So, after picking up the guitar, we left downtown St. John’s and began the trip to the out port for tea. On the way, we decided it was appropriate to have some lunch, so we stopped at a roadside snack bar which was selling fresh fish and other delicacies from the ocean! A very delicious lunch. On the way from there, we picked up a few hitchhikers. We arrived at the appointed time for our tea, only to find that tea in Newfoundland is often a full course meal! Such is life! We ate and ate and ate.
We had a lovely visit, I chatted a lot with my friend, and discovered that the feelings we may have had in Charlottetown several months earlier had some conference or other, did not stand the test of time! That too, is life. So, no hard/heart feelings, and away we went.
Back in town, St. John’s, we visited the arts and culture center. [It turns out that Sheila actually work in the arts and culture center the summer that we were visiting Newfoundland, and that she worked there as a receptionist/greeter, and that we may in fact have actually met her at that time. That particular bit of information is very hard to confirm.]
What is the difference between a good automobile and a good guitar? A good car will get you from one place to another just as quickly. It’s true you may be more comfortable in the good car, but from the transportation point of view, both will get to where you want to go. However, a good guitar is definitely not the same as a not so good guitar, and the difference between a not so good guitar and a really good guitar is quite substantial. There has to be some reason why not so good for cost 50 to $70.00, and really good guitars can totally empty your bank account! However, you can be lucky! And lucky I was when we picked up my Gibson for $200.
So returning Charlottetown, I was now the proud owner of the really good guitar.
It’s interesting what happens when you end up having a good guitar! It’s not that people were not taking me seriously before, it’s just now that I have that “real guitar”, people suddenly thought that I was a much better player! Perhaps I wasn’t actually playing any better, but I just simply sounded better!
In any case, I was asked to play at the Kirk of Saint James Anglican church Sunday evening coffee shop. This Sunday evening coffee shop was not really put on by the church people, it’s just that the young people in the neighbourhood were using the facilities. I had been there several times as a spectator. It’s the type of environment which has those plastic woven checkered tablecloth and in the center of the table is a candle. The candle holder is either red or blue candle, with those white mesh plastic netting on the outside for visual effect! Since this is Prince Edward Island, there is a fish net hanging behind the one step high stage adding more visual effect! Everyone is smoking, although they’re not supposed to be, and it is very poorly lit. However, there is a really good sound system! It was all about the sound. Also, it was about the music, the poetry, and the general “scene ”!

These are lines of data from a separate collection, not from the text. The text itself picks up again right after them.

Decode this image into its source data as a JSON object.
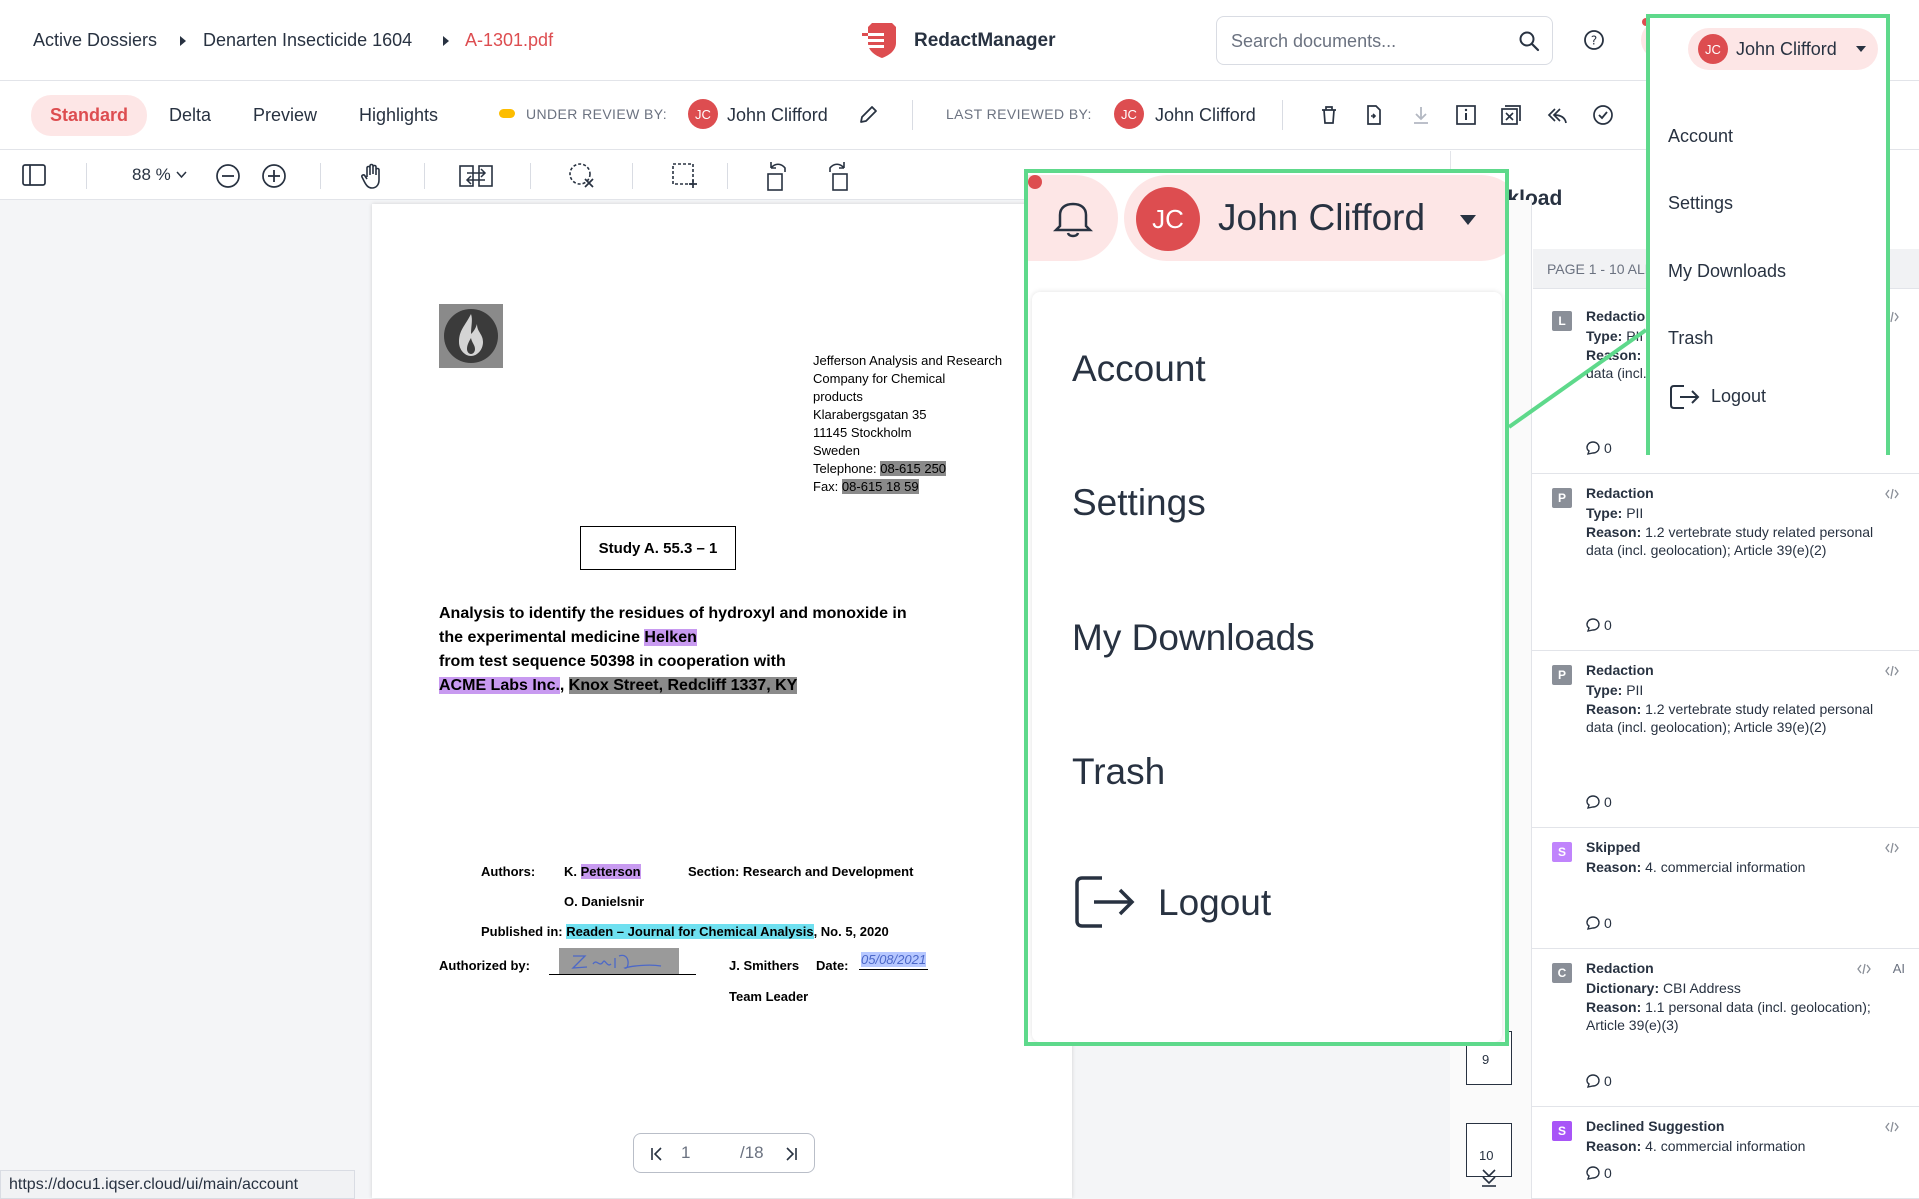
{
  "breadcrumb": {
    "items": [
      "Active Dossiers",
      "Denarten Insecticide 1604",
      "A-1301.pdf"
    ]
  },
  "brand": {
    "name": "RedactManager",
    "color": "#dd4d50"
  },
  "search": {
    "placeholder": "Search documents..."
  },
  "user": {
    "initials": "JC",
    "name": "John Clifford"
  },
  "view_tabs": [
    "Standard",
    "Delta",
    "Preview",
    "Highlights"
  ],
  "review": {
    "under_review_label": "UNDER REVIEW BY:",
    "under_review_name": "John Clifford",
    "last_reviewed_label": "LAST REVIEWED BY:",
    "last_reviewed_name": "John Clifford"
  },
  "toolbar": {
    "zoom": "88 %"
  },
  "document": {
    "address": [
      "Jefferson Analysis and Research",
      "Company for Chemical",
      "products",
      "Klarabergsgatan 35",
      "11145 Stockholm",
      "Sweden"
    ],
    "telephone_label": "Telephone:",
    "telephone_value": "08-615 250",
    "fax_label": "Fax:",
    "fax_value": "08-615 18 59",
    "study_box": "Study A. 55.3 – 1",
    "title_line1": "Analysis to identify the residues of hydroxyl and monoxide in",
    "title_line2_prefix": "the experimental medicine ",
    "title_line2_hl": "Helken",
    "title_line3": "from test sequence 50398 in cooperation with",
    "title_line4_a": "ACME Labs Inc.",
    "title_line4_sep": ", ",
    "title_line4_b": "Knox Street, Redcliff 1337, KY",
    "authors_label": "Authors:",
    "author1_prefix": "K. ",
    "author1_hl": "Petterson",
    "section": "Section: Research and Development",
    "author2": "O. Danielsnir",
    "published_label": "Published in: ",
    "published_hl": "Readen – Journal for Chemical Analysis",
    "published_suffix": ", No. 5, 2020",
    "authorized_label": "Authorized by:",
    "signer": "J. Smithers",
    "date_label": "Date:",
    "date_value": "05/08/2021",
    "team_leader": "Team Leader"
  },
  "pagenav": {
    "current": "1",
    "total": "/18"
  },
  "status_url": "https://docu1.iqser.cloud/ui/main/account",
  "workload": {
    "title": "Workload",
    "page_range": "PAGE 1 - 10 ALL",
    "thumb_pages": [
      "9",
      "10"
    ],
    "annotations": [
      {
        "badge": "L",
        "badge_color": "#8a8f98",
        "title": "Redaction",
        "lines": [
          {
            "k": "Type:",
            "v": " PII"
          },
          {
            "k": "Reason:",
            "v": " 1.2 vertebrate study related personal data (incl. geolocation); Article 39(e)(2)"
          }
        ],
        "comments": "0"
      },
      {
        "badge": "P",
        "badge_color": "#8a8f98",
        "title": "Redaction",
        "lines": [
          {
            "k": "Type:",
            "v": " PII"
          },
          {
            "k": "Reason:",
            "v": " 1.2 vertebrate study related personal data (incl. geolocation); Article 39(e)(2)"
          }
        ],
        "comments": "0"
      },
      {
        "badge": "P",
        "badge_color": "#8a8f98",
        "title": "Redaction",
        "lines": [
          {
            "k": "Type:",
            "v": " PII"
          },
          {
            "k": "Reason:",
            "v": " 1.2 vertebrate study related personal data (incl. geolocation); Article 39(e)(2)"
          }
        ],
        "comments": "0"
      },
      {
        "badge": "S",
        "badge_color": "#c084fc",
        "title": "Skipped",
        "lines": [
          {
            "k": "Reason:",
            "v": " 4. commercial information"
          }
        ],
        "comments": "0"
      },
      {
        "badge": "C",
        "badge_color": "#8a8f98",
        "title": "Redaction",
        "extra": "AI",
        "lines": [
          {
            "k": "Dictionary:",
            "v": " CBI Address"
          },
          {
            "k": "Reason:",
            "v": " 1.1 personal data (incl. geolocation); Article 39(e)(3)"
          }
        ],
        "comments": "0"
      },
      {
        "badge": "S",
        "badge_color": "#a855f7",
        "title": "Declined Suggestion",
        "lines": [
          {
            "k": "Reason:",
            "v": " 4. commercial information"
          }
        ],
        "comments": "0"
      }
    ]
  },
  "user_menu": {
    "items": [
      "Account",
      "Settings",
      "My Downloads",
      "Trash"
    ],
    "logout": "Logout"
  },
  "highlight_color": "#5ed98b"
}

So, I was asked to play. I had written several compositions, some of which were described as “a youthful Bruce Cockburn”, and I had lots of poetry. I decided to play a few tunes, and read some poetry. Seem like a pretty standard thing to do!
Glen was the “master of ceremonies”. He was also a musician. I think everyone in the audience was either a guitar player, a songwriter, a poet, or a boyfriend or girlfriend of a guitar player, songwriter, or poet.